The illusion persists that high prices equate to superior production processes, but this often hinges more on brand reputation than actual quality. Labels have created the illusion that the price of the garment matches the production process when, in reality, it has more to do with brand reputation than quality. Just because something carries a hefty price tag doesn’t guarantee ethical or meticulous craftsmanship.

The rise of social media influencers has amplified the demand for luxury goods. Brands like Dior, Louis Vuitton, and Gucci now send gifts and event invitations to influencers in exchange for posts or videos. While commercials once dominated advertising strategies, the relatability and cost-effectiveness of internet personalities have proven far more impactful. This shift has democratized luxury consumption, eroding the exclusivity once intrinsic to high-end brands. It’s not that people have more money now than they did before; rather, they are more willing to
spend money on items they can’t afford if it means elevating their social standing. Increased consumer bases have also diluted the luxury shopping experience. Traditionally, purchasing a luxury item was a gratifying, escapist experience, complete with attentive sales associates, refreshments, and personalized service. Today, however, the sheer volume of consumers makes such individualized attention challenging, often compromising service quality
and diminishing the allure of shopping at high-end stores. Many instances of staff being rude towards clients, whether they buy something or not, have been reported, leading to strain within the consumer-producer relationship.

, Is Luxury a Thing of the Past?, Liminul Magazine
Photo: @best.dressed

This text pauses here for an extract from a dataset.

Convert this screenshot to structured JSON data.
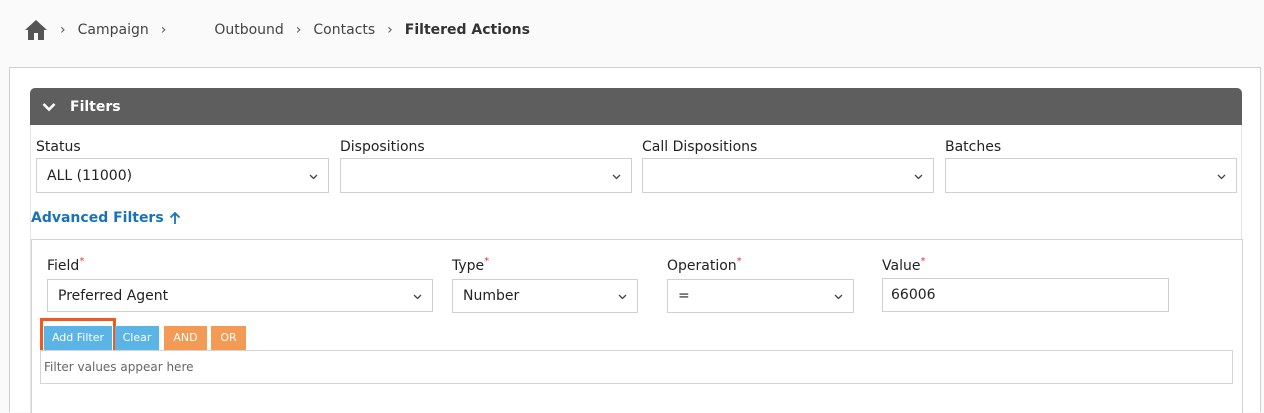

Many brands have pivoted to elaborate pop-up stores to create memorable experiences, as seen with Maison Margiela and Gentle Monster’s collaboration at Haus Nowhere’s flagship store in Shanghai. These temporary, immersive installations strive to leave lasting impressions, compensating for the decline in traditional luxury retail experiences.

, Is Luxury a Thing of the Past?, Liminul Magazine
Photo: Haus Nowhere Shanghai

Rather than focusing on permanent locations, many brands have turned their attention towards elaborate pop-up stores that leave more of an impression. This collaboration between Maison Margiela and Gentle Monster at Haus Nowhere’s flagship store in Shanghai certainly made its mark.

Ultimately, what the media markets as ‘luxury’ often doesn’t represent the pinnacle of quality and service. True exclusivity and prestige—’stealth wealth’—remain hidden from the public eye, accessible only to the elite few. While the luxury market aimed at the general public faces an ongoing decline, the one percent will perpetually enjoy unparalleled quality in every facet of life.

, Is Luxury a Thing of the Past?, Liminul MagazineAnaïs-Aimée Rafaelsen is an artist and critic based in Toronto. Her work has been shown in exhibitions as well as featured in The Walrus. She is currently obtaining her BDes in Material Art and Design at OCAD University.